Process - Color Strategy, Responsibility of the Artist

From this point on in the painting process, the responsibility of the artist is to the CANVAS, and will, hopefully, transcend the photograph. The photo has done its part by reminding us of the original idea for the painting and by providing the details of the scene that caught our attention. What develops on the canvas must go beyond the photo, bringing the spirit of both the place and the artist into the work. It may be referred to again for additional informational details, but should not be relied upon for interpretation.

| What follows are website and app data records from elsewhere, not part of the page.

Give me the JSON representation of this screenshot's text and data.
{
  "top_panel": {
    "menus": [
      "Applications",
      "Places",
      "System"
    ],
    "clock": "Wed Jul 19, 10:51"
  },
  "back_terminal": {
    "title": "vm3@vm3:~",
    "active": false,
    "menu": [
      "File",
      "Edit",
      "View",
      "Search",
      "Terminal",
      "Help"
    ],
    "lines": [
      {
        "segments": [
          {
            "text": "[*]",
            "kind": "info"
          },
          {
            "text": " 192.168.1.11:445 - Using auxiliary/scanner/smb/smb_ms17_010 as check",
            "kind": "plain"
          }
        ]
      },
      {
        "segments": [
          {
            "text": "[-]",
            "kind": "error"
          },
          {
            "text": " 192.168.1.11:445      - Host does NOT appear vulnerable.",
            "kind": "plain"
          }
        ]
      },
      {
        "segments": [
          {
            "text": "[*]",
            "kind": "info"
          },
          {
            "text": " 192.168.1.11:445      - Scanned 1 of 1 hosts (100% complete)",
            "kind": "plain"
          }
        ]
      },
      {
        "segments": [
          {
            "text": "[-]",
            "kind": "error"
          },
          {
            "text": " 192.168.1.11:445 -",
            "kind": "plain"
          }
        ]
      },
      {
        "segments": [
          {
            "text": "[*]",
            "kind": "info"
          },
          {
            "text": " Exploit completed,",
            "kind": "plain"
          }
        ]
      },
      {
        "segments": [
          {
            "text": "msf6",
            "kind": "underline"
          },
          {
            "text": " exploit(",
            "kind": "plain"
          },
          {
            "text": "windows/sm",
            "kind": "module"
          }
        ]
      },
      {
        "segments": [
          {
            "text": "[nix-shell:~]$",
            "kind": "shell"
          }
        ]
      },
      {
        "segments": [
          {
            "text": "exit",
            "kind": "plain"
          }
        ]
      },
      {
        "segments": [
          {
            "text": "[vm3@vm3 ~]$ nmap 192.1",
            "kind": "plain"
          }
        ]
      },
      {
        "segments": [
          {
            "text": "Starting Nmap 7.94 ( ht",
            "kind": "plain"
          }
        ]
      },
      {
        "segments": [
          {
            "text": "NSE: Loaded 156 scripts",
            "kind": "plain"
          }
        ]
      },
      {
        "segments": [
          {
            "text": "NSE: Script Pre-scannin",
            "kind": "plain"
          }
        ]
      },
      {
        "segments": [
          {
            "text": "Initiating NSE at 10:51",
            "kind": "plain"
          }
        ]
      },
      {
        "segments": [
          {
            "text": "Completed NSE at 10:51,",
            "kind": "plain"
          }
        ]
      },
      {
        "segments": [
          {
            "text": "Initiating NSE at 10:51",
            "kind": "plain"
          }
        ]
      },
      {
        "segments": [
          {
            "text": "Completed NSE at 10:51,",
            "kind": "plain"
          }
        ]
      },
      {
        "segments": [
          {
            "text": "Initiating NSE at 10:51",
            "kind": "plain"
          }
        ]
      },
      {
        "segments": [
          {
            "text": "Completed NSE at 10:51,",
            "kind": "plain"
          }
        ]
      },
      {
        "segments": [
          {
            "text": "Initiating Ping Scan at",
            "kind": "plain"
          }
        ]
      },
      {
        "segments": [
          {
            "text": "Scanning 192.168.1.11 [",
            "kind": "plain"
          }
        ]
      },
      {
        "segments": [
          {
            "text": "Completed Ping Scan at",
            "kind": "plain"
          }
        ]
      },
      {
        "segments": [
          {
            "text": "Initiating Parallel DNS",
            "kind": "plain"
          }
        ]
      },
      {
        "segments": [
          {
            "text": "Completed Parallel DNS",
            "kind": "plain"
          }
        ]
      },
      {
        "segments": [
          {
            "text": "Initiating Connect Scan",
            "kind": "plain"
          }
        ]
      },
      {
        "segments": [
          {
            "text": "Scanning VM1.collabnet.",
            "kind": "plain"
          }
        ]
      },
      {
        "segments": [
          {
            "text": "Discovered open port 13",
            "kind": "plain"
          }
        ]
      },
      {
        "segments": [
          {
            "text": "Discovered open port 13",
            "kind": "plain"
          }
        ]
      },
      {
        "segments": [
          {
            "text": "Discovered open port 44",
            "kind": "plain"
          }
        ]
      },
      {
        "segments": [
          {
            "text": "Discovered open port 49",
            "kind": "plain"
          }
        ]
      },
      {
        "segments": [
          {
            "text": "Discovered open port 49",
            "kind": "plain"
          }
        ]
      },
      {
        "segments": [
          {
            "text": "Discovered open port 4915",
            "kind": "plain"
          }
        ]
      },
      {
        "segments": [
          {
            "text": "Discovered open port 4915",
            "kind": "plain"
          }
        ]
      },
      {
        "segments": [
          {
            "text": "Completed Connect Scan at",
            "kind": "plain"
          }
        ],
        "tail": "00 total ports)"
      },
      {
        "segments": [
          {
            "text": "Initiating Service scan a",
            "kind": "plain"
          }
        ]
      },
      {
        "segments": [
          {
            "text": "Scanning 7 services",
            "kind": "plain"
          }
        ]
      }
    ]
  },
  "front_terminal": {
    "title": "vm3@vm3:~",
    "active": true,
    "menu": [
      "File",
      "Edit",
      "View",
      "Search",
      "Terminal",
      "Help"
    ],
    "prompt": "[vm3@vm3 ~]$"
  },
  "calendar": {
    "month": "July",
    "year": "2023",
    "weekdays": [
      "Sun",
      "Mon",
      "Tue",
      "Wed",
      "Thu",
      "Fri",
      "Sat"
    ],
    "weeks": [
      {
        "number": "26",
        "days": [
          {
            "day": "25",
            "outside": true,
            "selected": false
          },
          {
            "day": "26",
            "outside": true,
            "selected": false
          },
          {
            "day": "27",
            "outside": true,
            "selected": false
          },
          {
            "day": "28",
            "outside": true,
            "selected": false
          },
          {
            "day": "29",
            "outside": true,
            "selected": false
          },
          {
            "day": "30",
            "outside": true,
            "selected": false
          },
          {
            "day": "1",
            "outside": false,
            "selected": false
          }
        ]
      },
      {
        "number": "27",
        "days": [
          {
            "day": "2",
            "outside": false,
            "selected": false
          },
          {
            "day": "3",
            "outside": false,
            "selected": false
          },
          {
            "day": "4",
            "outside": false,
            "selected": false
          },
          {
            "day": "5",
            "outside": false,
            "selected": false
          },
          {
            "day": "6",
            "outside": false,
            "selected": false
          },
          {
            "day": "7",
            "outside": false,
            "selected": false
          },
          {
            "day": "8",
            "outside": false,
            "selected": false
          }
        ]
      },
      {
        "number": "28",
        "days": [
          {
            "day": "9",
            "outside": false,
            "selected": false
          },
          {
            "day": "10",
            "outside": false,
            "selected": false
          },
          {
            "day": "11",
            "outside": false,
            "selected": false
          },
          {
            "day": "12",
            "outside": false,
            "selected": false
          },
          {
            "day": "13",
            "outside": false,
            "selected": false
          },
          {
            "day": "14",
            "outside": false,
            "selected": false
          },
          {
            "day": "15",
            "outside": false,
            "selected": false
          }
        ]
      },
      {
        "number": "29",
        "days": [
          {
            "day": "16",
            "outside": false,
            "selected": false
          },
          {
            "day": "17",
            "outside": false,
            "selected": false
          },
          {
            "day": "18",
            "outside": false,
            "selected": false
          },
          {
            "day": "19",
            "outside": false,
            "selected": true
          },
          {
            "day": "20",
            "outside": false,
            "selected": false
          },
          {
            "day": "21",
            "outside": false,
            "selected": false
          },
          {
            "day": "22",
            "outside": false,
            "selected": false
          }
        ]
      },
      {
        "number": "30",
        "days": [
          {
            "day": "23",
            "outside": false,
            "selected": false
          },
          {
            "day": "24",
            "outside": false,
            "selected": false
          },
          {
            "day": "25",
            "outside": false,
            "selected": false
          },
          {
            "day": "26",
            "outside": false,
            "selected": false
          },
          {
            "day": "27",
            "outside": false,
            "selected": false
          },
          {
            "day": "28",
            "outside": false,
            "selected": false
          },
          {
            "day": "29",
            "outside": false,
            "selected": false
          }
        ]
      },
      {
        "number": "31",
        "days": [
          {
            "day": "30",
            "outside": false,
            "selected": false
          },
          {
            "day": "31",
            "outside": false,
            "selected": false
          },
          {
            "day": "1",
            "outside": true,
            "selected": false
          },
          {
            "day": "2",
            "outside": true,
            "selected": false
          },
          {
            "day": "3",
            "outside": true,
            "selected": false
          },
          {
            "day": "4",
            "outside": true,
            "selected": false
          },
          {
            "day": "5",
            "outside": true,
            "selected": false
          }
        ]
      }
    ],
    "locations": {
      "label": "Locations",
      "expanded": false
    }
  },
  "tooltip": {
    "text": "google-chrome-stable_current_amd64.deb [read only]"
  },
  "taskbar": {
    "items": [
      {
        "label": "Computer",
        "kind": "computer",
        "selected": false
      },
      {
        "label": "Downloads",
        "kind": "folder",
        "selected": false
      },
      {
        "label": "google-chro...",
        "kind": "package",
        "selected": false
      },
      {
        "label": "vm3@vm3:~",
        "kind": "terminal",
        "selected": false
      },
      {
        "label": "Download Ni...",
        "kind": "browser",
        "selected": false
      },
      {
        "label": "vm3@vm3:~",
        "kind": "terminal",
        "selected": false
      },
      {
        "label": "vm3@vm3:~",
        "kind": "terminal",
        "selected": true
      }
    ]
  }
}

I’ll now begin to develop a color strategy for the painting. My color strategy is intuitive rather than from formulas, but comes from a great deal of background study and interest in color. For this painting I know I’d like to push the pines into the background with with soft blue greens and work the whole painting into a more neutral vein. Working neutral is a struggle, but I love the results. So I’ve worked up a “color sheet” to keep me on track and will keep that paper at the easel to help me. Still, I will often throw my original plans to the wind when work on the canvas takes me in a different direction.

A small Masterson’s palette holds my color supply, and aluminum pie places will be used for mixing. This way the mix can be held right up to the canvas to check how the color will work with the whole. I never mix up too much of one color, and almost no paint goes on without being mixed up a little.

For this painting my palette will consist of the following colors: Liquitex’s Quinacridone crimson, Yellow Azo, Naples Yellow, Pyrrole Orange (a new favorite, it’s to soft) Aqua, Cerulean Blue, Ultramarine Blue, Green Gold, Light Portrait Pink, Burnt Umber and Golden’s Quinacridone gold, titanium white and parchment.